Is Beauty Only a Concept?


Is Beauty Only a Concept?

Beauty is widely defined as the emotional feeling or physical aspect of certain objects which makes these objects aesthetically pleasant to see. These objects may include sunsets, landscapes, human works and art. Beauty, along with aestheticism, is presently the most important theme of aesthetics, among the various branches of modern philosophy. According to recent surveys, more than forty percent of Americans define beauty in relation to their own aesthetic sense. The importance of beauty in human life has become widely accepted by the general population.

In recent times, aestheticians are those persons who can identify and describe beauty in objects. These persons are usually trained as psychologists, sociologists, anthropologists and psychologists. They can be art historians, architects, botanists, color analysts, and industrial designers. Some aestheticians have also earned degrees in philosophy, in order to broaden their horizons and increase their appreciation of beauty.

Aesthetics is generally defined as an understanding of the beauty of an object. According to Richard W. Easter, in his book Theoria and Psychology (eds. C. G. Valentine & R. S. Easter, Oxford University Press, 1977), beauty is a mental attitude with definite psychological underpinnings. It includes the person’s own sense of assurance, power, success, desirability, and estrangement, and the cultural and societal expectations associated with the object. According to Easter, the beauty of an object is dependent on a person’s interpretation of that object’s nature, such that a toothbrush can be described as beautiful while in the hands of a child, a hammer could be described as beautiful, and so on.

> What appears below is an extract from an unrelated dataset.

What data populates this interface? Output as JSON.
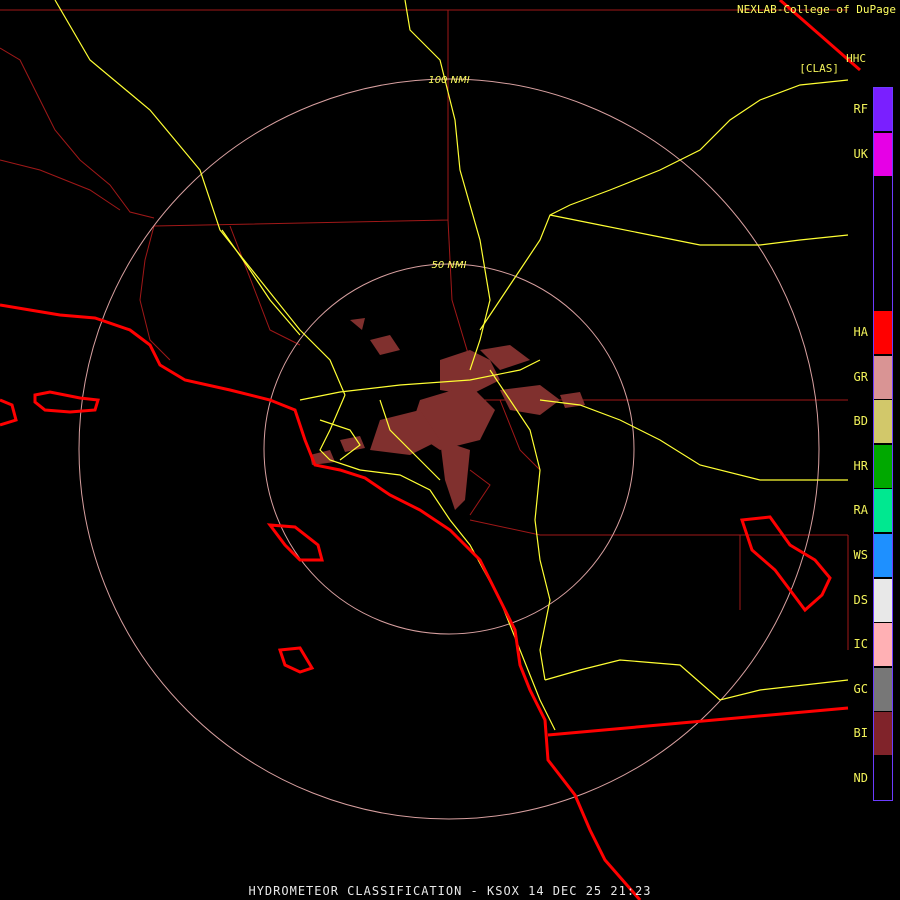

Artistic beauty, as defined by Easter, does not exist. Rather, beauty exists only within the mind of the viewer. This is in stark contrast to beauty found in nature, which can only be perceived, contemplated, and appreciated by the senses. In other words, the physical world has no definition of beauty.

Defined aestheticians, on the other hand, disagree with this definition. They maintain that beauty exists in the mind, and that the only thing that is real is the description that a subject gives of a given situation. For example, you can give the description of a white car any time you want. Your eye will see the white car, your mind will define white as good, and your soul will receive the thoughts that accompany that description.

However, for some aestheticians, the definition of beauty is determined by the cultural and social expectations of beauty. Cultural patterns of beauty, the way beauty is presented and discussed, are passed down from generation to generation. For these thinkers, beauty is always influenced by culture, and beauty varies according to culture.